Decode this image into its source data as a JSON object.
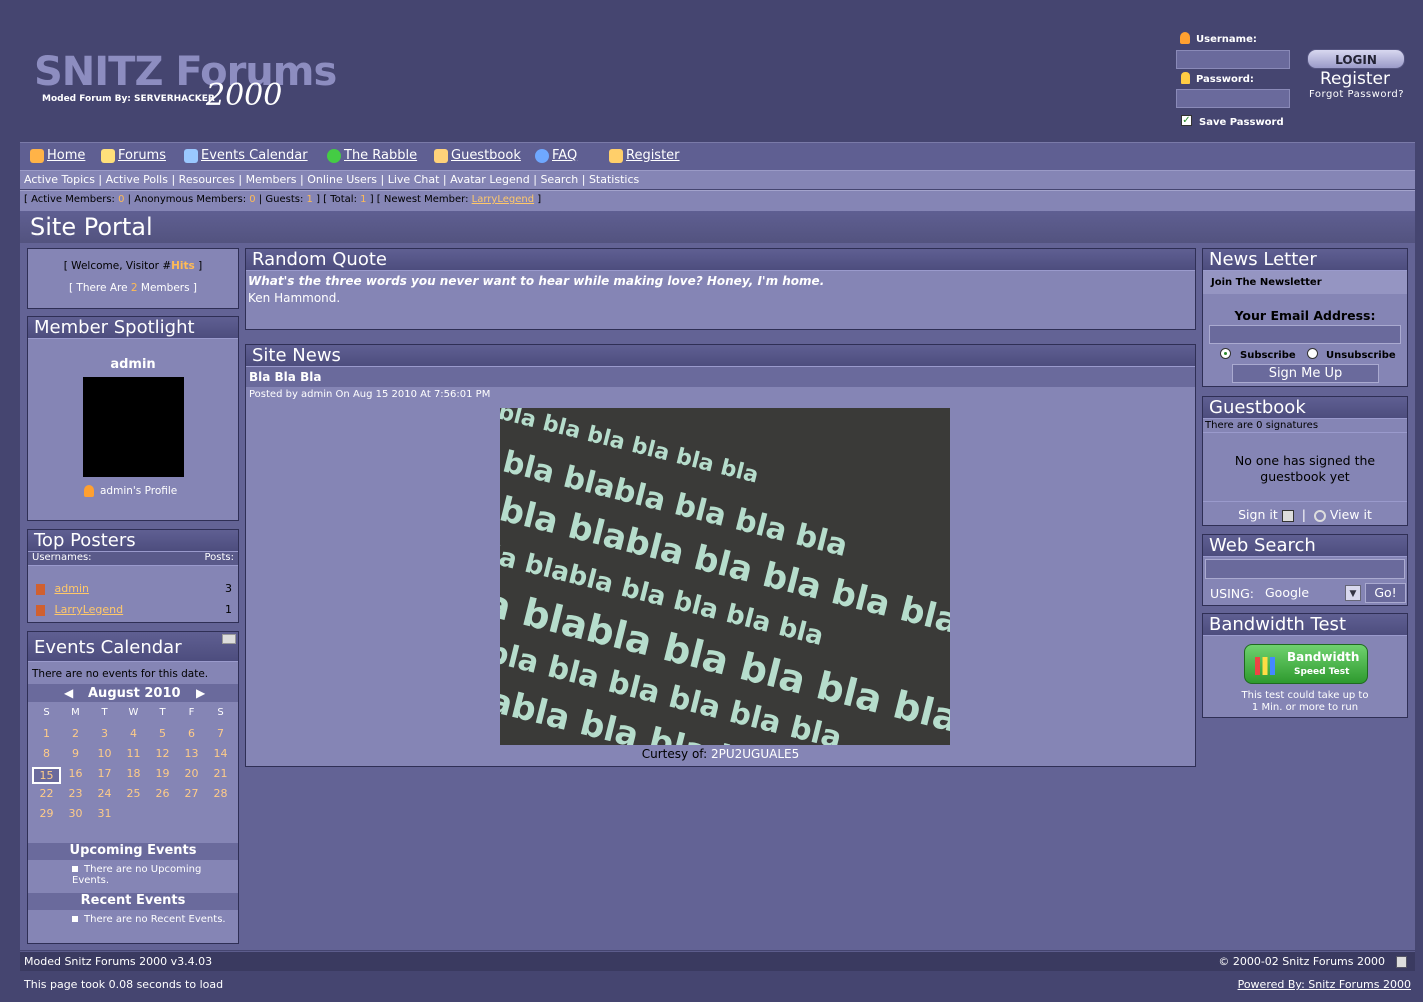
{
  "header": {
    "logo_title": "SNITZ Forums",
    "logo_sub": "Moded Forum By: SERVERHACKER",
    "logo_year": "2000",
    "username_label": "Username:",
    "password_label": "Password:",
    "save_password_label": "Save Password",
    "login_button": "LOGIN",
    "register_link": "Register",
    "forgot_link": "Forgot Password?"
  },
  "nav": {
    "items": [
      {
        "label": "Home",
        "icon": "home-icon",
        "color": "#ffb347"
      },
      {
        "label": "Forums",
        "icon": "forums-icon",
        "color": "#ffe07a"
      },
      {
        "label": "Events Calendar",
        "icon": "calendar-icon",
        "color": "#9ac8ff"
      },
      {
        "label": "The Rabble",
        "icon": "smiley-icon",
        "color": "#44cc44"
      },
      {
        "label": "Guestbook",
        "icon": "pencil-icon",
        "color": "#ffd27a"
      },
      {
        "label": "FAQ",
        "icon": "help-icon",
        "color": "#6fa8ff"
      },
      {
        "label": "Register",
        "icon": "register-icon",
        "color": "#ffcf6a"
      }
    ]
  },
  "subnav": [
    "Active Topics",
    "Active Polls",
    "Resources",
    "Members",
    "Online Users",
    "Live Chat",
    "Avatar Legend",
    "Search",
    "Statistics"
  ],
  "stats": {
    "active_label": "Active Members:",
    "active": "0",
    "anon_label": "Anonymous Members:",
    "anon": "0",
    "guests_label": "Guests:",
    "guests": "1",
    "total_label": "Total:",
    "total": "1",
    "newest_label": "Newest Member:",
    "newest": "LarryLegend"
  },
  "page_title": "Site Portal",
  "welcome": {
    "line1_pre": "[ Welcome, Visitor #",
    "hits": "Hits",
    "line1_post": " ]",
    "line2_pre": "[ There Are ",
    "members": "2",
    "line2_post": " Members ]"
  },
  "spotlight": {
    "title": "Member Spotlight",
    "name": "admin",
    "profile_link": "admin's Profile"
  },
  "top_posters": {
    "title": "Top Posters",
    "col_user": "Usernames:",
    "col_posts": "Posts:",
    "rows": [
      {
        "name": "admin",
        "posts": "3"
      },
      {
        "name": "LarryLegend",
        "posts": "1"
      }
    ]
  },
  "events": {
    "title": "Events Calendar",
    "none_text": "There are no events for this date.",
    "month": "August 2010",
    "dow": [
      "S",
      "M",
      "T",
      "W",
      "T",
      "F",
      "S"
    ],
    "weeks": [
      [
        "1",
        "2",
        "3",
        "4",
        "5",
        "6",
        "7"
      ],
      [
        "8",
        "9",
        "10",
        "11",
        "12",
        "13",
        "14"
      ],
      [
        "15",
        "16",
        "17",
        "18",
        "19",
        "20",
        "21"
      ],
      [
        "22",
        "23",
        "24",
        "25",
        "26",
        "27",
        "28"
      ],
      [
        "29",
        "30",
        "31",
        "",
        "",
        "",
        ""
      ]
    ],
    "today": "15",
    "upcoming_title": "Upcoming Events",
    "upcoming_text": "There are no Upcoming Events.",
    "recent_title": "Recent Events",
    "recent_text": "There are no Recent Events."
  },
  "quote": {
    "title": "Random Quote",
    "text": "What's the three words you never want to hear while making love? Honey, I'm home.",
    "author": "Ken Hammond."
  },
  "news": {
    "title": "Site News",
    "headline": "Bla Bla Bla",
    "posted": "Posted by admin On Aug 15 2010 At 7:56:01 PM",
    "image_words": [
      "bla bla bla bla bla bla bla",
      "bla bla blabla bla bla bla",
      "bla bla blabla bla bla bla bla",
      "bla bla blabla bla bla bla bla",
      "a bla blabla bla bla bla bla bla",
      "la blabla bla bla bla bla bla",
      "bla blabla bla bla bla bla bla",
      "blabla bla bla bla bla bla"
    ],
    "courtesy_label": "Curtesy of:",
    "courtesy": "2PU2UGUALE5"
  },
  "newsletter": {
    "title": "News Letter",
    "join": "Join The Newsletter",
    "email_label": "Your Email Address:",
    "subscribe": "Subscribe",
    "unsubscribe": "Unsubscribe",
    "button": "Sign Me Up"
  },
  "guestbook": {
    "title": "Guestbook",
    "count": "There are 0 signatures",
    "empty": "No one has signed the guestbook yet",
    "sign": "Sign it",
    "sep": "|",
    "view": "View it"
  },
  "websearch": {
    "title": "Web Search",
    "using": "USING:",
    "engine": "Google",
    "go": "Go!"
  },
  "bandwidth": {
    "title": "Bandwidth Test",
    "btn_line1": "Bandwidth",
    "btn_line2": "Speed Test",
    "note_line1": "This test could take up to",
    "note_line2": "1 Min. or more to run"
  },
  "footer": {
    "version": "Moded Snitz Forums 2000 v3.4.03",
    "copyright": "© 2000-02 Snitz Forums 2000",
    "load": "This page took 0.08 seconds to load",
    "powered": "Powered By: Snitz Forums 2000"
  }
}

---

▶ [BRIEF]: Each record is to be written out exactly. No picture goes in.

▶ [FINISHED EXERCISE]:
Decode this image into its source data as a JSON object.
{
  "header": {
    "logo_title": "SNITZ Forums",
    "logo_sub": "Moded Forum By: SERVERHACKER",
    "logo_year": "2000",
    "username_label": "Username:",
    "password_label": "Password:",
    "save_password_label": "Save Password",
    "login_button": "LOGIN",
    "register_link": "Register",
    "forgot_link": "Forgot Password?"
  },
  "nav": {
    "items": [
      {
        "label": "Home",
        "icon": "home-icon",
        "color": "#ffb347"
      },
      {
        "label": "Forums",
        "icon": "forums-icon",
        "color": "#ffe07a"
      },
      {
        "label": "Events Calendar",
        "icon": "calendar-icon",
        "color": "#9ac8ff"
      },
      {
        "label": "The Rabble",
        "icon": "smiley-icon",
        "color": "#44cc44"
      },
      {
        "label": "Guestbook",
        "icon": "pencil-icon",
        "color": "#ffd27a"
      },
      {
        "label": "FAQ",
        "icon": "help-icon",
        "color": "#6fa8ff"
      },
      {
        "label": "Register",
        "icon": "register-icon",
        "color": "#ffcf6a"
      }
    ]
  },
  "subnav": [
    "Active Topics",
    "Active Polls",
    "Resources",
    "Members",
    "Online Users",
    "Live Chat",
    "Avatar Legend",
    "Search",
    "Statistics"
  ],
  "stats": {
    "active_label": "Active Members:",
    "active": "0",
    "anon_label": "Anonymous Members:",
    "anon": "0",
    "guests_label": "Guests:",
    "guests": "1",
    "total_label": "Total:",
    "total": "1",
    "newest_label": "Newest Member:",
    "newest": "LarryLegend"
  },
  "page_title": "Site Portal",
  "welcome": {
    "line1_pre": "[ Welcome, Visitor #",
    "hits": "Hits",
    "line1_post": " ]",
    "line2_pre": "[ There Are ",
    "members": "2",
    "line2_post": " Members ]"
  },
  "spotlight": {
    "title": "Member Spotlight",
    "name": "admin",
    "profile_link": "admin's Profile"
  },
  "top_posters": {
    "title": "Top Posters",
    "col_user": "Usernames:",
    "col_posts": "Posts:",
    "rows": [
      {
        "name": "admin",
        "posts": "3"
      },
      {
        "name": "LarryLegend",
        "posts": "1"
      }
    ]
  },
  "events": {
    "title": "Events Calendar",
    "none_text": "There are no events for this date.",
    "month": "August 2010",
    "dow": [
      "S",
      "M",
      "T",
      "W",
      "T",
      "F",
      "S"
    ],
    "weeks": [
      [
        "1",
        "2",
        "3",
        "4",
        "5",
        "6",
        "7"
      ],
      [
        "8",
        "9",
        "10",
        "11",
        "12",
        "13",
        "14"
      ],
      [
        "15",
        "16",
        "17",
        "18",
        "19",
        "20",
        "21"
      ],
      [
        "22",
        "23",
        "24",
        "25",
        "26",
        "27",
        "28"
      ],
      [
        "29",
        "30",
        "31",
        "",
        "",
        "",
        ""
      ]
    ],
    "today": "15",
    "upcoming_title": "Upcoming Events",
    "upcoming_text": "There are no Upcoming Events.",
    "recent_title": "Recent Events",
    "recent_text": "There are no Recent Events."
  },
  "quote": {
    "title": "Random Quote",
    "text": "What's the three words you never want to hear while making love? Honey, I'm home.",
    "author": "Ken Hammond."
  },
  "news": {
    "title": "Site News",
    "headline": "Bla Bla Bla",
    "posted": "Posted by admin On Aug 15 2010 At 7:56:01 PM",
    "image_words": [
      "bla bla bla bla bla bla bla",
      "bla bla blabla bla bla bla",
      "bla bla blabla bla bla bla bla",
      "bla bla blabla bla bla bla bla",
      "a bla blabla bla bla bla bla bla",
      "la blabla bla bla bla bla bla",
      "bla blabla bla bla bla bla bla",
      "blabla bla bla bla bla bla"
    ],
    "courtesy_label": "Curtesy of:",
    "courtesy": "2PU2UGUALE5"
  },
  "newsletter": {
    "title": "News Letter",
    "join": "Join The Newsletter",
    "email_label": "Your Email Address:",
    "subscribe": "Subscribe",
    "unsubscribe": "Unsubscribe",
    "button": "Sign Me Up"
  },
  "guestbook": {
    "title": "Guestbook",
    "count": "There are 0 signatures",
    "empty": "No one has signed the guestbook yet",
    "sign": "Sign it",
    "sep": "|",
    "view": "View it"
  },
  "websearch": {
    "title": "Web Search",
    "using": "USING:",
    "engine": "Google",
    "go": "Go!"
  },
  "bandwidth": {
    "title": "Bandwidth Test",
    "btn_line1": "Bandwidth",
    "btn_line2": "Speed Test",
    "note_line1": "This test could take up to",
    "note_line2": "1 Min. or more to run"
  },
  "footer": {
    "version": "Moded Snitz Forums 2000 v3.4.03",
    "copyright": "© 2000-02 Snitz Forums 2000",
    "load": "This page took 0.08 seconds to load",
    "powered": "Powered By: Snitz Forums 2000"
  }
}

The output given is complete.